T in the Park, Balado, Near Kinross
Monday 09 July 2012
When Glastonbury takes a year off, smaller festivals have a chance to mark out for themselves as much of the massive void left behind as possible.
In the case of T in the Park, the largest in Scotland and one of the nation’s top five, two areas were decisively claimed ownership of this year. Firstly, an enviable position as the first UK festival to play host to the revived Stone Roses since the Reading appearance which killed them off in 1996; and secondly, as the scene of some all but catastrophic rain, the resulting soup of mud-sliding desperadoes broadcast to the nation as some manner of cautionary parable.
This year the flipside of having one segment of most average festivalgoers' dream festival headlining on the Saturday appeared to mean there was only enough left in the kitty for dependable but slightly uninspiring bill-topping performances from Snow Patrol and Kasabian on the other evenings. In fact the highlight of a Friday which saw the audience exploring an expanded line-up and a completely redesigned site came with Florence Welch and her Machine's otherworldly set of hits, the singer showing off a voice of heart-tingling maturity and a truly stunning black and gold ballgown amidst mild weather. Across the arena, New Order would provide the first part of a Manchester revivalist triptych.
In contrast to the downpours, which unleashed themselves until early evening, Saturday was the day filled with the biggest musical highlights: a full-scale and defiant singalong of "Three Little Birds" alongside bassist Aston Barrett’s reconvened Wailers; two great performances by certain future stars in Brooklyn’s Here We Go Magic, an eclectic update on Talking Heads for the 21st century, and the spaghetti indie-pop of Django Django, local boys with members from nearby Edinburgh and Tayport; and a perfect and nostalgia-infused support for the main act in Noel Gallagher’s High Flying Birds.
By the time the Stone Roses took to the stage shortly after 10pm, the slog through the day was starting to look something like a pilgrimage, with a devotional response to a set (a well-played one, with robust vocals from Ian Brown) which climaxed in mass singalongs to "Made of Stone", "This is the One", "She Bangs the Drums" and "I Am the Resurrection" - and the sense that it had gone every bit as well as can be expected when longed-for fantasy and gritty reality collide.

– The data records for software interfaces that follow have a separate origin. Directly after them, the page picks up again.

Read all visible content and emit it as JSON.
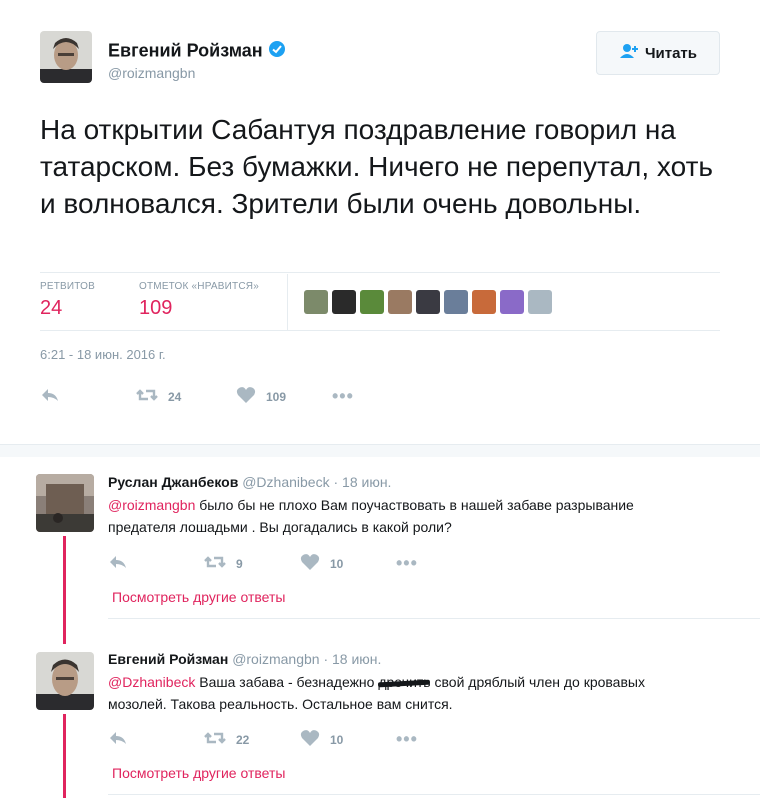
{
  "main_tweet": {
    "author_name": "Евгений Ройзман",
    "author_handle": "@roizmangbn",
    "follow_label": "Читать",
    "text": "На открытии Сабантуя поздравление говорил на татарском. Без бумажки. Ничего не перепутал, хоть и волновался. Зрители были очень довольны.",
    "retweets_label": "РЕТВИТОВ",
    "retweets_count": "24",
    "likes_label": "ОТМЕТОК «НРАВИТСЯ»",
    "likes_count": "109",
    "timestamp": "6:21 - 18 июн. 2016 г.",
    "action_retweet_count": "24",
    "action_like_count": "109"
  },
  "replies": [
    {
      "author_name": "Руслан Джанбеков",
      "author_handle": "@Dzhanibeck",
      "date": "· 18 июн.",
      "mention": "@roizmangbn",
      "text_rest": " было бы не плохо Вам поучаствовать в нашей забаве разрывание предателя лошадьми . Вы догадались в какой роли?",
      "retweet_count": "9",
      "like_count": "10",
      "more_label": "Посмотреть другие ответы"
    },
    {
      "author_name": "Евгений Ройзман",
      "author_handle": "@roizmangbn",
      "date": "· 18 июн.",
      "mention": "@Dzhanibeck",
      "text_part1": " Ваша забава - безнадежно ",
      "text_struck": "дрочить",
      "text_part2": " свой дряблый член до кровавых мозолей. Такова реальность. Остальное вам снится.",
      "retweet_count": "22",
      "like_count": "10",
      "more_label": "Посмотреть другие ответы"
    }
  ],
  "colors": {
    "accent": "#e0245e",
    "secondary_text": "#8899a6",
    "verified": "#1da1f2"
  }
}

Everything else was an anti-climax, although Sunday’s sets from fellow Manchester returnees the Happy Mondays and bass-addled pop princess Nicki Minaj were very different rays of sunshine.
Grace Dent on TV The Secret Life of the Pub is sexist, ageist and a breath of fresh air
Art Megumi Igarashi criticises Japan's 'backwards' attitude to women's sexual expression
tv Singer could become the most unlikely star of Westeros
Ray Davies' Sunny Afternoon scoops the most awardsTheatre
Grace DentChannel 4 show proves there's no app for happiness
Arts & Ents blogs
- 1 BBC election debate: The one photo that summed up the whole 90-minute leaders debate
- 2 18th century sex toy found in 'toilet of sword fighting school' in Poland
- 3 US? China? India? The 10 biggest economies in 2030 will be...
- 4 'I wish my teacher knew...': Young students share their 'heartbreaking' worries in notes
- 5 Rebecca Francis accuses Ricky Gervais of using 'influence' to target female hunters after receiving barrage of death threats
Better Call Saul creator Peter Gould on the creative concerns of a prequel, season 2 and the mind-numbing realities of the small courts
Britain's Got Talent 2015: RSPCA investigating Marc Metral's miming dog after cruelty complaints
Star Wars 7: The Force Awakens trailer: The most extreme fan reactions on Twitter
Doctor Who film will definitely happen, leaked Sony emails reveal
The Batman v Superman: Dawn of Justice trailer has leaked – watch
The only black face in the Ukip manifesto is on the page about overseas aid
If I’m being racially abused I don’t need a stranger with a saviour complex to rescue me
Ukip is the only main political party to not address LGBT rights in its manifesto
Food banks: One million Britons will soon be using them, according to Trussell Trust
BBC election debate: The one photo that summed up the whole 90-minute leaders debate
Religion isn't growing, it is becoming vigorous in its demise, says philosopher AC Grayling